In 1952, Abbot Baldwin Dworschak, O.S.B., decided to renovate the cemetery as a way to “honor the first abbots and pioneer monks.” The crumbling limestone grave markers were gradually replaced with newly designed markers made from Cold Spring granite and, on 9 September 1953, a new granite monument designed by Frank Kacmarcik, Obl.S.B. (†22 February 2004), was installed over the grave of Abbot Alcuin Deutsch, O.S.B. (†12 May 1951).

On June 18, 1964, graves of the five deceased abbots were moved to new vaults at the west end of the cemetery near this monument. Coordinated by Brother John Anderl, O.S.B. (†1 January 2003), and with the help of 12 novices under the direction of Father Roger Klassen, O.S.B., this project gave the cemetery a beauty and serenity that encourages contemplation of the contributions made to the abbey by past abbots and monks. A turnabout at the end of the driveway, with granite walls designed by Father Cloud Meinberg, O.S.B. (†7 July 1982), was added at this time as well.

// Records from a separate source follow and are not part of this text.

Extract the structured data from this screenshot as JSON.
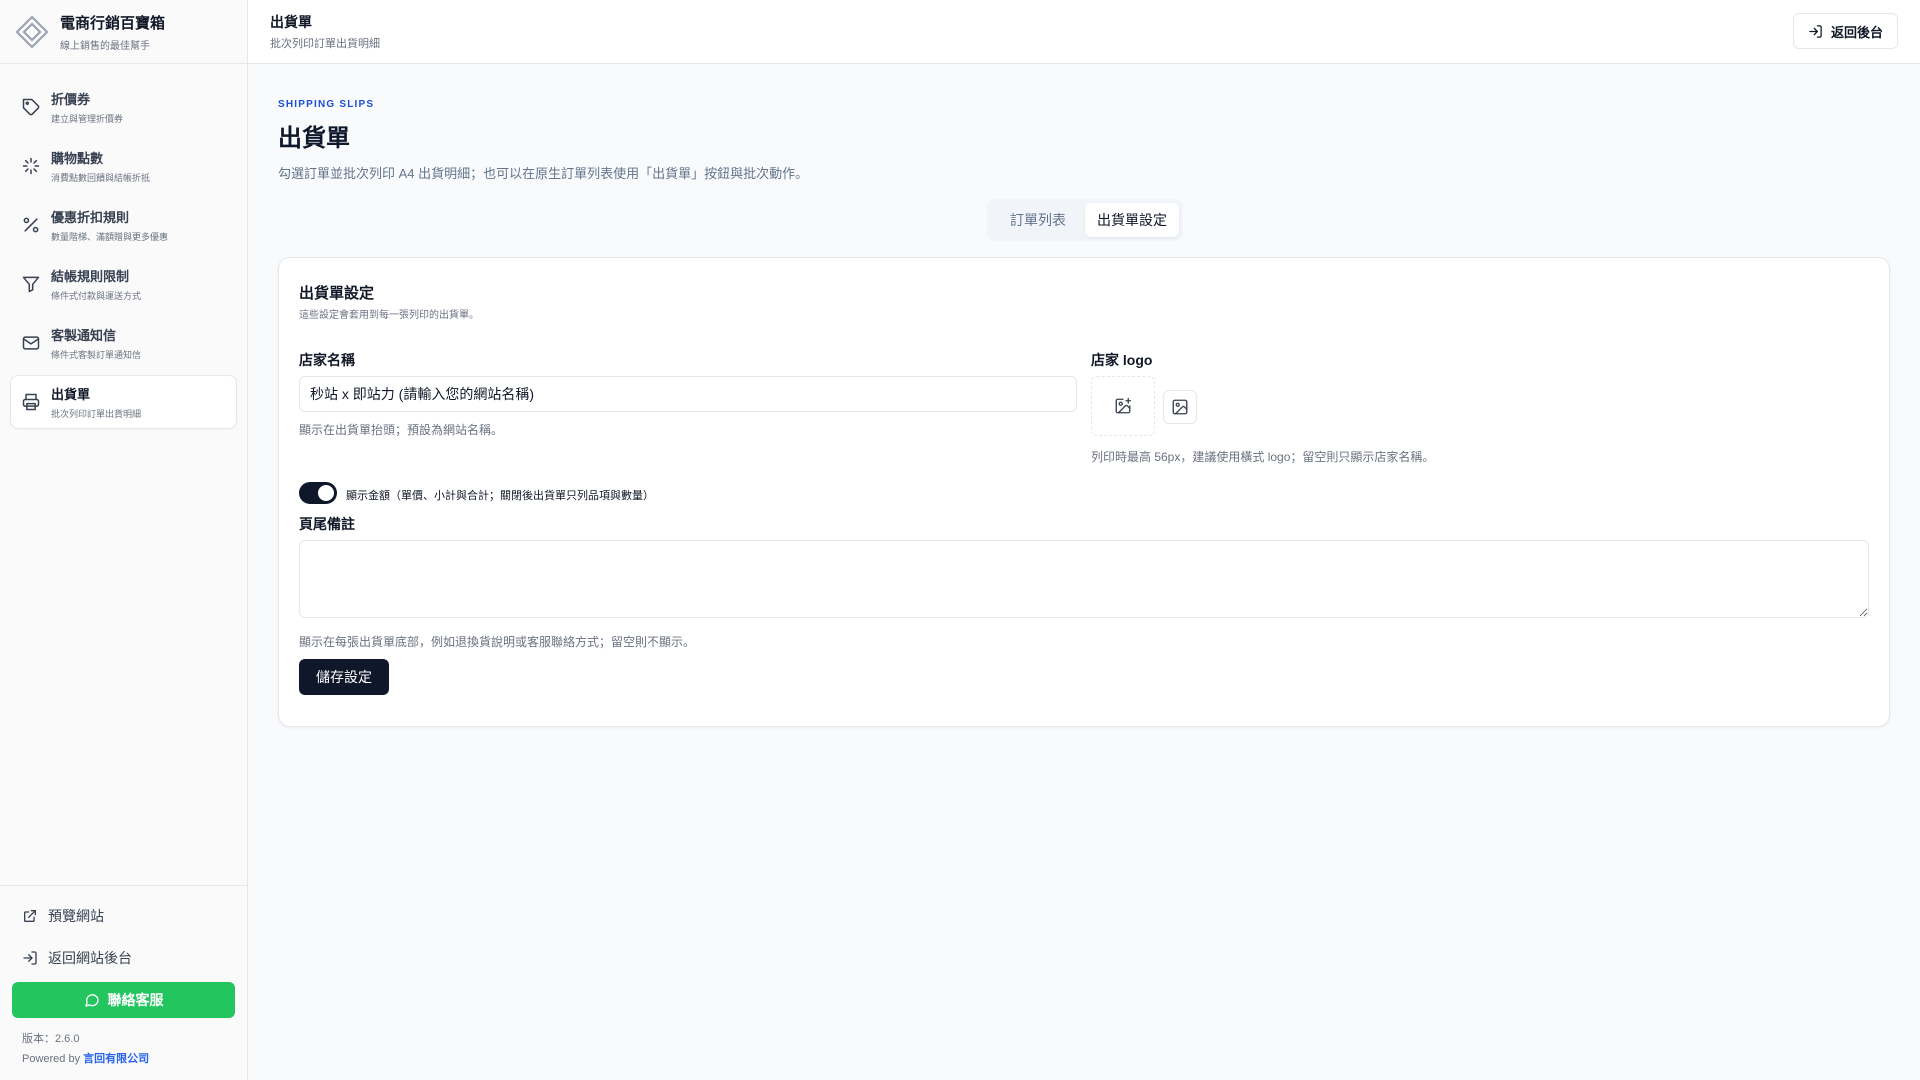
{
  "brand": {
    "title": "電商行銷百寶箱",
    "subtitle": "線上銷售的最佳幫手",
    "logo_icon": "diamond-logo-icon"
  },
  "sidebar": {
    "items": [
      {
        "title": "折價券",
        "desc": "建立與管理折價券",
        "icon": "tag-icon"
      },
      {
        "title": "購物點數",
        "desc": "消費點數回饋與結帳折抵",
        "icon": "sparkle-icon"
      },
      {
        "title": "優惠折扣規則",
        "desc": "數量階梯、滿額贈與更多優惠",
        "icon": "percent-icon"
      },
      {
        "title": "結帳規則限制",
        "desc": "條件式付款與運送方式",
        "icon": "filter-icon"
      },
      {
        "title": "客製通知信",
        "desc": "條件式客製訂單通知信",
        "icon": "mail-icon"
      },
      {
        "title": "出貨單",
        "desc": "批次列印訂單出貨明細",
        "icon": "printer-icon",
        "active": true
      }
    ],
    "preview_site": "預覽網站",
    "back_to_admin": "返回網站後台",
    "contact": "聯絡客服",
    "version": "版本：2.6.0",
    "powered_prefix": "Powered by ",
    "powered_company": "言回有限公司"
  },
  "header": {
    "title": "出貨單",
    "subtitle": "批次列印訂單出貨明細",
    "back_button": "返回後台"
  },
  "main": {
    "eyebrow": "SHIPPING SLIPS",
    "title": "出貨單",
    "description": "勾選訂單並批次列印 A4 出貨明細；也可以在原生訂單列表使用「出貨單」按鈕與批次動作。",
    "tabs": [
      {
        "label": "訂單列表",
        "active": false
      },
      {
        "label": "出貨單設定",
        "active": true
      }
    ]
  },
  "settings": {
    "title": "出貨單設定",
    "description": "這些設定會套用到每一張列印的出貨單。",
    "store_name_label": "店家名稱",
    "store_name_value": "秒站 x 即站力 (請輸入您的網站名稱)",
    "store_name_help": "顯示在出貨單抬頭；預設為網站名稱。",
    "logo_label": "店家 logo",
    "logo_help": "列印時最高 56px，建議使用橫式 logo；留空則只顯示店家名稱。",
    "show_amount_toggle": true,
    "show_amount_label": "顯示金額（單價、小計與合計；關閉後出貨單只列品項與數量）",
    "footer_note_label": "頁尾備註",
    "footer_note_value": "",
    "footer_note_help": "顯示在每張出貨單底部，例如退換貨說明或客服聯絡方式；留空則不顯示。",
    "save_button": "儲存設定"
  }
}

Vatican Council II brought further changes. The original layout of the cemetery contained separate sections for graves of brothers and priests. After Vatican Council II, this practice was discontinued and the monks are now buried in the order in which they died. Brother Kevin Brush, O.S.B. (†13 March 1967), was the first monk to be buried in the section formerly reserved for priests.

In 2004, the monastic community decided to add a section for alumni, oblates, employees, and friends of the abbey, university, and prep school. Cemetery design and landscape architect, Jack C. Goodnoe, drew up plans for the space located between the abbey cemetery and the abbey’s apple orchard. The plan complemented the natural woodland and lake setting, while integrating modern features with the existing monastic cemetery. It included cremation burial options, both traditional ground lots and two cremation interment walls (columbaria).

The plans were implemented by Minneapolis-based landscape designers, Oslund and Associates, who advised on the scale of the columbaria, benches, sidewalks, and monument designs, as well as on the variety of trees, shrubs, and flowers. The addition was completed in the spring of 2008 when the granite columbaria wall niches were installed and landscaping was completed. Also at this time, a cemetery office for the new alumni and friends section was established and combined with the parish and monastic cemetery office.

On 6 June 2008, Abbot John Klassen, O.S.B., presided at the dedication and blessing of the cemetery. This followed the first burial, which had occurred in October 2007 when the infant grandson of a Saint John’s alumnus was interred.

The addition of columbaria reflected the growing popularity of cremation among Catholics. Abbot Timothy Kelly, O.S.B., the ninth abbot of Saint John’s (†7 October 2010), was the first member of the monastic community to be cremated and inurned in the abbey cemetery on
17 October 2010.

Though the abbey cemetery has changed much in the 144 years of its existence, its sense of place remains. The simple, monastic nature of the site is retained in the strong, modern interpretation of cemetery design while focusing on the surrounding natural beauty. Saint John’s monks and Saint John’s visitors can stroll past individual headstones or columbarium wall niches and pray for those who have died, sit on a bench in meditation, or just enjoy the sense of place and peace.

Written by Steven Pederson, Obl.S.B., July, 2013.

(320) 363-3434 | info@saintjohnsabbeycemetery.org